Benjamin F. Maplesden and Anne W. Maplesden, Plaintiffs/appellants, v. United States of America, and Jon E. Riewerts, Defendants/appellees, 764 F.2d 1290 (9th Cir. 1985)Annotate this Case
J. Ross Carter, Redding, Cal., for plaintiffs/appellants.
William B. Lazarus, U.S. Dept. of Justice, Washington, D.C., for defendants/appellees.
Appeal from the United States District for the Eastern District of California.
Before SCHROEDER, NELSON and REINHARDT, Circuit Judges.
NELSON, Circuit Judge:
Appellants' land adjoins the Klamath National Forest in California. In a related action, appellants are seeking damages from the government for timber damage from a forest fire that reached their property. Appellants initiated this action to clarify the amount of damaged timber located on their property, rather than within the boundaries of the National Forest.
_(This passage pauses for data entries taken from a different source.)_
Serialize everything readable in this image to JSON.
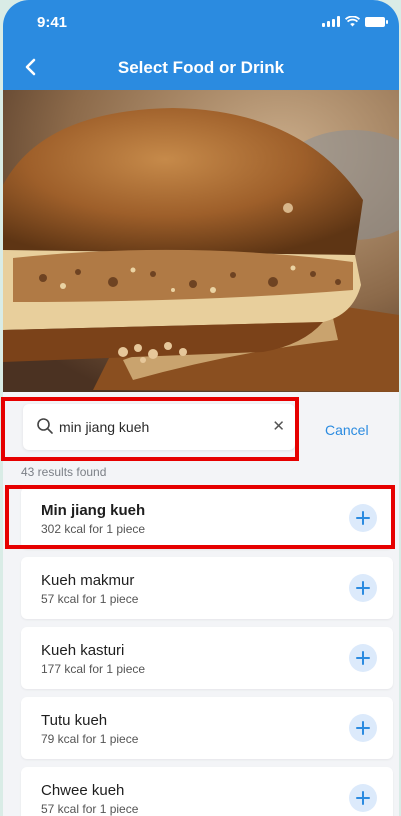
{
  "status_bar": {
    "time": "9:41"
  },
  "header": {
    "title": "Select Food or Drink"
  },
  "search": {
    "value": "min jiang kueh",
    "cancel_label": "Cancel"
  },
  "results": {
    "count_text": "43 results found",
    "items": [
      {
        "name": "Min jiang kueh",
        "kcal": "302 kcal for 1 piece"
      },
      {
        "name": "Kueh makmur",
        "kcal": "57 kcal for 1 piece"
      },
      {
        "name": "Kueh kasturi",
        "kcal": "177 kcal for 1 piece"
      },
      {
        "name": "Tutu kueh",
        "kcal": "79 kcal for 1 piece"
      },
      {
        "name": "Chwee kueh",
        "kcal": "57 kcal for 1 piece"
      }
    ]
  },
  "colors": {
    "header": "#2b8be0",
    "highlight": "#e60000",
    "add_button_bg": "#dceafb"
  }
}
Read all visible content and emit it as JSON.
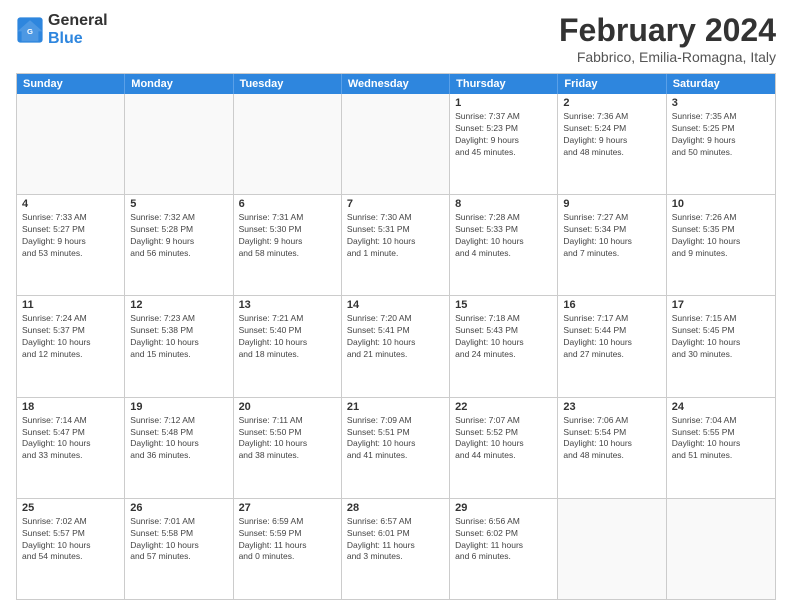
{
  "logo": {
    "line1": "General",
    "line2": "Blue"
  },
  "title": "February 2024",
  "subtitle": "Fabbrico, Emilia-Romagna, Italy",
  "weekdays": [
    "Sunday",
    "Monday",
    "Tuesday",
    "Wednesday",
    "Thursday",
    "Friday",
    "Saturday"
  ],
  "rows": [
    [
      {
        "day": "",
        "info": ""
      },
      {
        "day": "",
        "info": ""
      },
      {
        "day": "",
        "info": ""
      },
      {
        "day": "",
        "info": ""
      },
      {
        "day": "1",
        "info": "Sunrise: 7:37 AM\nSunset: 5:23 PM\nDaylight: 9 hours\nand 45 minutes."
      },
      {
        "day": "2",
        "info": "Sunrise: 7:36 AM\nSunset: 5:24 PM\nDaylight: 9 hours\nand 48 minutes."
      },
      {
        "day": "3",
        "info": "Sunrise: 7:35 AM\nSunset: 5:25 PM\nDaylight: 9 hours\nand 50 minutes."
      }
    ],
    [
      {
        "day": "4",
        "info": "Sunrise: 7:33 AM\nSunset: 5:27 PM\nDaylight: 9 hours\nand 53 minutes."
      },
      {
        "day": "5",
        "info": "Sunrise: 7:32 AM\nSunset: 5:28 PM\nDaylight: 9 hours\nand 56 minutes."
      },
      {
        "day": "6",
        "info": "Sunrise: 7:31 AM\nSunset: 5:30 PM\nDaylight: 9 hours\nand 58 minutes."
      },
      {
        "day": "7",
        "info": "Sunrise: 7:30 AM\nSunset: 5:31 PM\nDaylight: 10 hours\nand 1 minute."
      },
      {
        "day": "8",
        "info": "Sunrise: 7:28 AM\nSunset: 5:33 PM\nDaylight: 10 hours\nand 4 minutes."
      },
      {
        "day": "9",
        "info": "Sunrise: 7:27 AM\nSunset: 5:34 PM\nDaylight: 10 hours\nand 7 minutes."
      },
      {
        "day": "10",
        "info": "Sunrise: 7:26 AM\nSunset: 5:35 PM\nDaylight: 10 hours\nand 9 minutes."
      }
    ],
    [
      {
        "day": "11",
        "info": "Sunrise: 7:24 AM\nSunset: 5:37 PM\nDaylight: 10 hours\nand 12 minutes."
      },
      {
        "day": "12",
        "info": "Sunrise: 7:23 AM\nSunset: 5:38 PM\nDaylight: 10 hours\nand 15 minutes."
      },
      {
        "day": "13",
        "info": "Sunrise: 7:21 AM\nSunset: 5:40 PM\nDaylight: 10 hours\nand 18 minutes."
      },
      {
        "day": "14",
        "info": "Sunrise: 7:20 AM\nSunset: 5:41 PM\nDaylight: 10 hours\nand 21 minutes."
      },
      {
        "day": "15",
        "info": "Sunrise: 7:18 AM\nSunset: 5:43 PM\nDaylight: 10 hours\nand 24 minutes."
      },
      {
        "day": "16",
        "info": "Sunrise: 7:17 AM\nSunset: 5:44 PM\nDaylight: 10 hours\nand 27 minutes."
      },
      {
        "day": "17",
        "info": "Sunrise: 7:15 AM\nSunset: 5:45 PM\nDaylight: 10 hours\nand 30 minutes."
      }
    ],
    [
      {
        "day": "18",
        "info": "Sunrise: 7:14 AM\nSunset: 5:47 PM\nDaylight: 10 hours\nand 33 minutes."
      },
      {
        "day": "19",
        "info": "Sunrise: 7:12 AM\nSunset: 5:48 PM\nDaylight: 10 hours\nand 36 minutes."
      },
      {
        "day": "20",
        "info": "Sunrise: 7:11 AM\nSunset: 5:50 PM\nDaylight: 10 hours\nand 38 minutes."
      },
      {
        "day": "21",
        "info": "Sunrise: 7:09 AM\nSunset: 5:51 PM\nDaylight: 10 hours\nand 41 minutes."
      },
      {
        "day": "22",
        "info": "Sunrise: 7:07 AM\nSunset: 5:52 PM\nDaylight: 10 hours\nand 44 minutes."
      },
      {
        "day": "23",
        "info": "Sunrise: 7:06 AM\nSunset: 5:54 PM\nDaylight: 10 hours\nand 48 minutes."
      },
      {
        "day": "24",
        "info": "Sunrise: 7:04 AM\nSunset: 5:55 PM\nDaylight: 10 hours\nand 51 minutes."
      }
    ],
    [
      {
        "day": "25",
        "info": "Sunrise: 7:02 AM\nSunset: 5:57 PM\nDaylight: 10 hours\nand 54 minutes."
      },
      {
        "day": "26",
        "info": "Sunrise: 7:01 AM\nSunset: 5:58 PM\nDaylight: 10 hours\nand 57 minutes."
      },
      {
        "day": "27",
        "info": "Sunrise: 6:59 AM\nSunset: 5:59 PM\nDaylight: 11 hours\nand 0 minutes."
      },
      {
        "day": "28",
        "info": "Sunrise: 6:57 AM\nSunset: 6:01 PM\nDaylight: 11 hours\nand 3 minutes."
      },
      {
        "day": "29",
        "info": "Sunrise: 6:56 AM\nSunset: 6:02 PM\nDaylight: 11 hours\nand 6 minutes."
      },
      {
        "day": "",
        "info": ""
      },
      {
        "day": "",
        "info": ""
      }
    ]
  ]
}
The district court found that some 35 acres of timberland that appellants claim is part of their homestead belongs instead to the National Forest. The district court accepted the boundaries set in a 1972 government resurvey, which was officially adopted by the government in 1977. See 43 U.S.C. § 772 (1982) (authorizing resurveys). Appellants claimed that the boundary which this survey set between their land and the national forest was incorrect. We affirm the decision of the district court.
To prevail, appellants must establish that the district court's conclusion on the factual question of the location of the eastern boundary of their land was clearly erroneous. See United States v. Hudspeth, 384 F.2d 683, 686 (9th Cir. 1967). They contend that the government resurvey setting the boundaries, which the district court adopted, was not properly conducted because the government surveyor deemed the original corner markers set in an 1883 survey "lost" and set the eastern boundary through "proportionate measurement," a mathematical technique based upon measurements from other established corners. While the original survey controls, the proportionate method is approved if the original corner cannot be identified. 43 U.S.C. § 752 (1982). Appellants urge that the corner was not "lost" but "obliterated," which means that the original corner markers were missing but other evidence was available from which the location of the original corners could be identified. See United States v. Doyle, 468 F.2d 633, 637 (10th Cir. 1972).
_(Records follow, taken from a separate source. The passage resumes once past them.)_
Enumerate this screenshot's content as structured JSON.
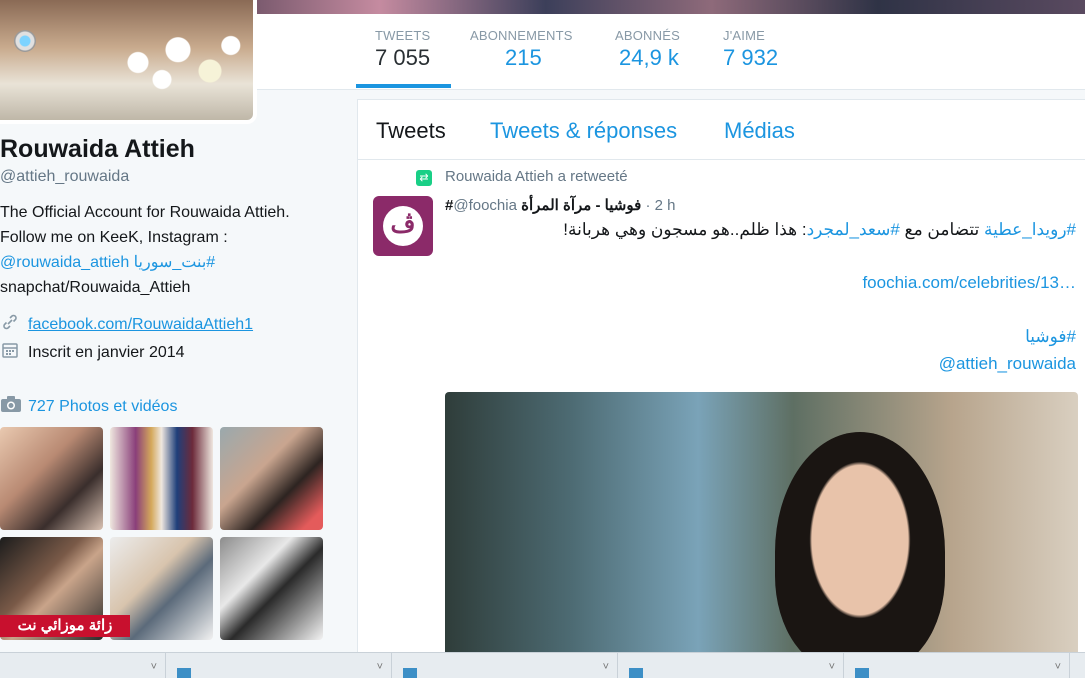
{
  "profile": {
    "name": "Rouwaida Attieh",
    "handle": "@attieh_rouwaida",
    "bio_line1": "The Official Account for Rouwaida Attieh.",
    "bio_line2": "Follow me on KeeK, Instagram :",
    "bio_mention": "@rouwaida_attieh",
    "bio_hashtag": "#بنت_سوريا",
    "bio_line4": "snapchat/Rouwaida_Attieh",
    "website": "facebook.com/RouwaidaAttieh1",
    "joined": "Inscrit en janvier 2014",
    "photos_label": "727 Photos et vidéos"
  },
  "stats": [
    {
      "label": "TWEETS",
      "value": "7 055"
    },
    {
      "label": "ABONNEMENTS",
      "value": "215"
    },
    {
      "label": "ABONNÉS",
      "value": "24,9 k"
    },
    {
      "label": "J'AIME",
      "value": "7 932"
    }
  ],
  "tabs": [
    "Tweets",
    "Tweets & réponses",
    "Médias"
  ],
  "tweet": {
    "retweet_line": "Rouwaida Attieh a retweeté",
    "author_name": "فوشيا - مرآة المرأة",
    "author_prefix": "#",
    "author_handle": "@foochia",
    "time": "· 2 h",
    "text_hashtag1": "#رويدا_عطية",
    "text_mid": " تتضامن مع ",
    "text_hashtag2": "#سعد_لمجرد",
    "text_end": ": هذا ظلم..هو مسجون وهي هربانة!",
    "link": "foochia.com/celebrities/13…",
    "hashtag3": "#فوشيا",
    "mention": "@attieh_rouwaida"
  },
  "watermark": "زائة موزائي نت",
  "colors": {
    "accent": "#1b95e0",
    "retweet": "#19cf86",
    "avatar_bg": "#8b2a69"
  }
}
This other evidence consisted of a stream and a fallen tree that appellants claim are the stream and black-oak tree identified in the 1883 surveyor's field notes at specified distances from the corner marker. Appellants also offered testimony from individuals stating that the eastern fence was, except for a small portion, intended to mark the eastern boundary, as well as their own testimony concerning the original location of the corners. In addition, they contend that the court gave undue weight to the amount of recorded acreage. We endorse the district court's conclusion on each of these points, which will be discussed seriatim.
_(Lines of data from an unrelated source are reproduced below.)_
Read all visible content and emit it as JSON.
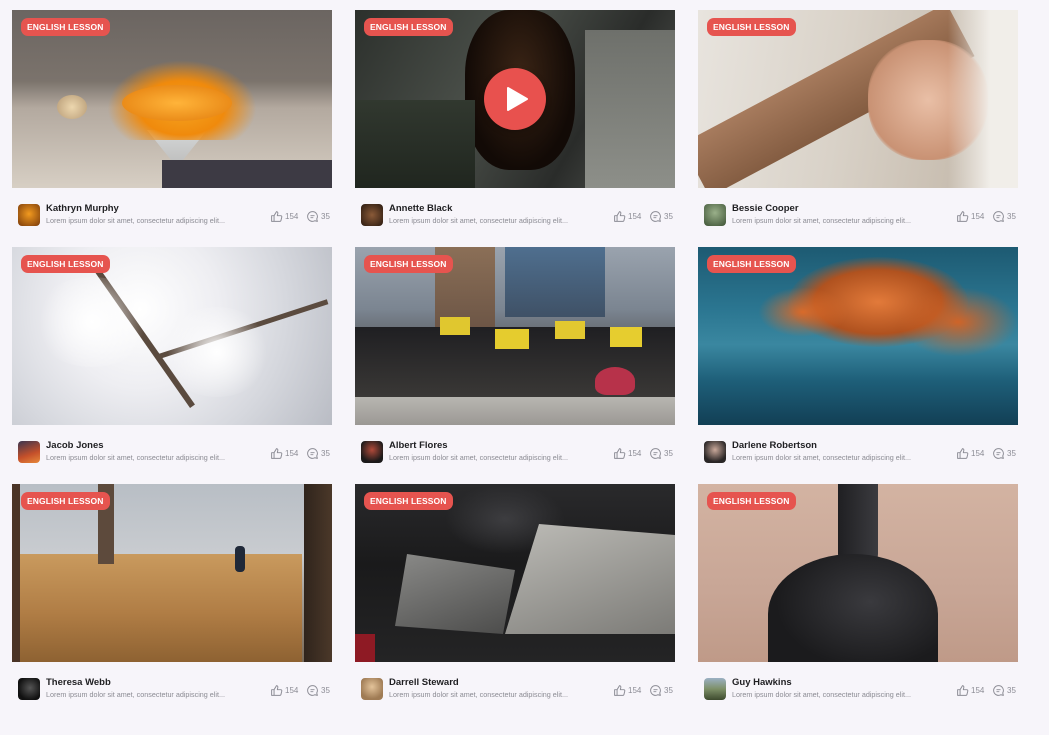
{
  "cards": [
    {
      "badge": "ENGLISH LESSON",
      "author": "Kathryn Murphy",
      "description": "Lorem ipsum dolor sit amet, consectetur adipiscing elit...",
      "likes": "154",
      "comments": "35",
      "has_play": false
    },
    {
      "badge": "ENGLISH LESSON",
      "author": "Annette Black",
      "description": "Lorem ipsum dolor sit amet, consectetur adipiscing elit...",
      "likes": "154",
      "comments": "35",
      "has_play": true
    },
    {
      "badge": "ENGLISH LESSON",
      "author": "Bessie Cooper",
      "description": "Lorem ipsum dolor sit amet, consectetur adipiscing elit...",
      "likes": "154",
      "comments": "35",
      "has_play": false
    },
    {
      "badge": "ENGLISH LESSON",
      "author": "Jacob Jones",
      "description": "Lorem ipsum dolor sit amet, consectetur adipiscing elit...",
      "likes": "154",
      "comments": "35",
      "has_play": false
    },
    {
      "badge": "ENGLISH LESSON",
      "author": "Albert Flores",
      "description": "Lorem ipsum dolor sit amet, consectetur adipiscing elit...",
      "likes": "154",
      "comments": "35",
      "has_play": false
    },
    {
      "badge": "ENGLISH LESSON",
      "author": "Darlene Robertson",
      "description": "Lorem ipsum dolor sit amet, consectetur adipiscing elit...",
      "likes": "154",
      "comments": "35",
      "has_play": false
    },
    {
      "badge": "ENGLISH LESSON",
      "author": "Theresa Webb",
      "description": "Lorem ipsum dolor sit amet, consectetur adipiscing elit...",
      "likes": "154",
      "comments": "35",
      "has_play": false
    },
    {
      "badge": "ENGLISH LESSON",
      "author": "Darrell Steward",
      "description": "Lorem ipsum dolor sit amet, consectetur adipiscing elit...",
      "likes": "154",
      "comments": "35",
      "has_play": false
    },
    {
      "badge": "ENGLISH LESSON",
      "author": "Guy Hawkins",
      "description": "Lorem ipsum dolor sit amet, consectetur adipiscing elit...",
      "likes": "154",
      "comments": "35",
      "has_play": false
    }
  ],
  "colors": {
    "badge": "#e6544f",
    "play_button": "#e8514e",
    "page_background": "#f7f5fa"
  },
  "icons": {
    "like": "thumbs-up-icon",
    "comment": "comment-bubble-icon",
    "play": "play-icon"
  }
}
Testimony of neighbors and property residents concerning the historic location of corners and boundaries is significant in resurveys. United States v. Doyle, 468 F.2d 633, 637 (10th Cir. 1972); United States v. Citko, 517 F. Supp. 233, 242 (E.D. Wis. 1981). The surveyor responsible for the government's resurvey stated that the Maplesdens did not offer any information supporting the corner location which they now claim. The Maplesdens claim that the surveyor never asked them. In any event, their testimony about the original location of the corner was given careful consideration at trial. See Doyle, 468 F.2d at 637-38 (affirming boundaries set by resurvey though surveyor did not take oral testimony). Cf. Citko, 517 F. Supp. at 246 (rejecting resurvey because owners proved at trial that corner was located elsewhere).
Appellants rely heavily upon their purported identification of a certain stream which the 1883 surveyor described in his notes as located a specified distance from the corner. The district court believed the government's claim that the stream described in the notes cannot be identified among the many streams that criss-cross this steep patch of land, and that the stream identified by appellants was considered by the government's surveyor in 1972 but rejected as inconsistent with the description in the 1883 surveyor's notes. The 1883 field notes also noted a tree at a certain distance from the corner. Appellants claim to have found a tree, now fallen, which meets that description. The government presented testimony, which the district court credited, that the tree identified by appellant is the wrong size, had not been a bearing tree, and is of a species common to the area.
The 1972 surveyor was informed that the line of the eastern fence was constructed along the steep hillside for convenience rather than to mark the boundary. Appellants argue that the junction of this fence was intended to mark the corner. The district court found that the 1972 surveyor correctly rejected the fence as collateral evidence of the corner's location because it was designed for convenience. This conclusion was not clearly erroneous.
Finally the district court did not give undue weight to the fact that, under the government's survey, appellants' land measures 160 acres, the maximum allowed under the Homestead Act under which appellants' land was originally deeded. The district court properly noted this factor as an additional reason why, after carefully considering all of the evidence presented, it accepted the boundaries set by the government's resurvey rather than appellants' claimed boundaries of 195 acres.
Appellants' remaining arguments, that the district court misapplied the relevant legal principles and the burden of proof, are devoid of merit and do not warrant discussion.